### What to produce
In the data that follows, every line containing the word "Amenities" should be returned.
◆ ◆ ◆ ◆ ◆
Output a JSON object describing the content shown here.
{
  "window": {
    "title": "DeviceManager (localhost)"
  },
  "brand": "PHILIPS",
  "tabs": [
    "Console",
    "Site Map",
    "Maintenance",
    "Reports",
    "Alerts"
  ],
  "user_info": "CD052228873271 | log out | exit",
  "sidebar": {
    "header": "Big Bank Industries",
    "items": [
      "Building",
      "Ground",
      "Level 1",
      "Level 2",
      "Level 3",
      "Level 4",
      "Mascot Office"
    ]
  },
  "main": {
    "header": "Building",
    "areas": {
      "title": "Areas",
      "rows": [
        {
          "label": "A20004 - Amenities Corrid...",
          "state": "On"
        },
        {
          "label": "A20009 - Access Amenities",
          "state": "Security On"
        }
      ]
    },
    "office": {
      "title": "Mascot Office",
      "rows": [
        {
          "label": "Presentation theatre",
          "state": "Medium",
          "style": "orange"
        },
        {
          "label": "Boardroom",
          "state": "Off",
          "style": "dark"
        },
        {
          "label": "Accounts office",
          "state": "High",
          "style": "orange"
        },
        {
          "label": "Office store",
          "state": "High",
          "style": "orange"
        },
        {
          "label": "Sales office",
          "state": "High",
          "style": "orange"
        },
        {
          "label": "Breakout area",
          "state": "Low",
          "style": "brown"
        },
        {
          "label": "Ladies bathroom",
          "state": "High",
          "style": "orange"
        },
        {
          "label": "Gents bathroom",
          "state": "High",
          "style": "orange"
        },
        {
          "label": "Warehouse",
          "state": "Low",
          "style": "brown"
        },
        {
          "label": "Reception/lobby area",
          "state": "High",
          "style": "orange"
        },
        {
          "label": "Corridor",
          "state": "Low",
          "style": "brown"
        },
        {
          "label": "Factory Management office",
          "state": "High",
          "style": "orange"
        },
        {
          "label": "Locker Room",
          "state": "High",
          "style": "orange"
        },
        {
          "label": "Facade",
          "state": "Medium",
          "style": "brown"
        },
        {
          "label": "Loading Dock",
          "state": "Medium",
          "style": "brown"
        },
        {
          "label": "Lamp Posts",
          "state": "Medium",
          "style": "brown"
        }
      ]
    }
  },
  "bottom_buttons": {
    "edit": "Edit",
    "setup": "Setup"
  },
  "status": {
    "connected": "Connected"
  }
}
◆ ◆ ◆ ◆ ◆
### Task response
          "label": "A20004 - Amenities Corrid...",
          "label": "A20009 - Access Amenities",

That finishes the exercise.